Album Review: Rabbit Wilde: Southern Winters EP

Rabbit Wilde

Southern Winters EP

If you ever feel like getting on the back of a horse with none of your belongings and riding it alongside a mountain for miles and miles away from everything you’ve ever known towards the promise of a better future but feel like you can’t because there are too many obligations and too little time, Rabbit Wilde’s latest EP, Southern Winters, is the album for you.

I suggest the following: Build a humble fire on a cold and rainy night. Provide for yourself a cozy blanket, a warm cup of whatever you like to drink, and about 35 minutes. Get comfortable here. Take a few deep breaths, close your eyes and imagine a beautiful landscape. Have a music-playing device nearby with Southern Winters cued to track one and press play.

What you will be greeted by first is “Howl.” An image of the moon lingering high in the sky, foxes or coyotes or wolves or any other mammal capable of howling running through the night.

And next will come “Sailor and Siren.” You will be riding that horse alongside the river and the mountains. Ukulele allows for the beat to be fast and alive, almost giddy.

“The Road” follows as a love song and you are presented with the feeling of leaving home. Vocal melodies bring to mind a slow and steady passing of time; the understanding of an end reflected in a new beginning.

“Winters” is a reminder of a pleasant melancholy and reminiscing on the past with that promise of a better future.

You are then left with “My Heart is a Wandering Vessel,” which reverberates the former image of a moon, but one seen from a different sky. It is here that the feeling you have been delivered to someplace novel is embodied by a tasteful and very much alive harmonica feature.

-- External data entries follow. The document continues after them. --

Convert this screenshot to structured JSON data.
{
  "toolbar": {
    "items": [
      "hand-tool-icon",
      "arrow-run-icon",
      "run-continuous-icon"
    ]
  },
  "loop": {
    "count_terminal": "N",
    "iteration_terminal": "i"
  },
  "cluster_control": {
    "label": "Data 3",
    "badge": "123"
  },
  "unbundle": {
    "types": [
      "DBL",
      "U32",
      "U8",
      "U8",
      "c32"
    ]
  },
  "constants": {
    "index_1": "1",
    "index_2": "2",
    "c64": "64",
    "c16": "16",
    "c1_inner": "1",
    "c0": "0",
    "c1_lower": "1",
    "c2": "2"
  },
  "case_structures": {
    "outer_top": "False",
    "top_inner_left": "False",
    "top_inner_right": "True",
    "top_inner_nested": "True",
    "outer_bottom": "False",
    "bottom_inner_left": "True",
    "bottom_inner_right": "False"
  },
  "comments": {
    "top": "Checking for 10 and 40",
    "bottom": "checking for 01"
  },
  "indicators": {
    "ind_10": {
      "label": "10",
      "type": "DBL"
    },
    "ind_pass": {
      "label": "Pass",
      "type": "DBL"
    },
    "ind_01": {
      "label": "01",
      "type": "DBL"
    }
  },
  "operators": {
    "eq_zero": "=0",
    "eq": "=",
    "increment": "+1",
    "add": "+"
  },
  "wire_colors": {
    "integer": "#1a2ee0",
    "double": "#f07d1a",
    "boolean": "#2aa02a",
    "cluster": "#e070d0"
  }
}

Southern Winters is Rabbit Wilde’s (formerly Wilde Rabbit’s, or Br’er Rabbit’s) second album to be produced out of Bear Creek Studio in Woodinville, WA. It is possible that the result of producing a second consecutive album here reflects highly on the mature and comfortable sound Southern Winters maintains.

The encyclopedia of this piece mirrors the landscapes of the Pacific Northwest in combination with the always rolling hills of the Midwest, where many of the songs were written as Rabbit Wilde toured throughout the U.S. with their former album, The Wild North.

Emotions flow through the melodies of Miranda Zickler (vocals, banjo, rhythm guitar, percussion and piano), Zach Hamer (lead guitar, vocals, kick drum and harmonica), Nathan Hamer (ukulele, vocals and mandolin), and Jillian Walker (cello and vocals). A great sense of diversity persists within each song as all four members bring to light a different aspect, sound and purpose.

So anyways, what’s stopping you? If it’s the fear of leaving all you have ever known for a journey to a new land via horseback, no problem. Southern Winters EP is available online now with the full-length edition expected to be released in early 2016.

–Halee Hastad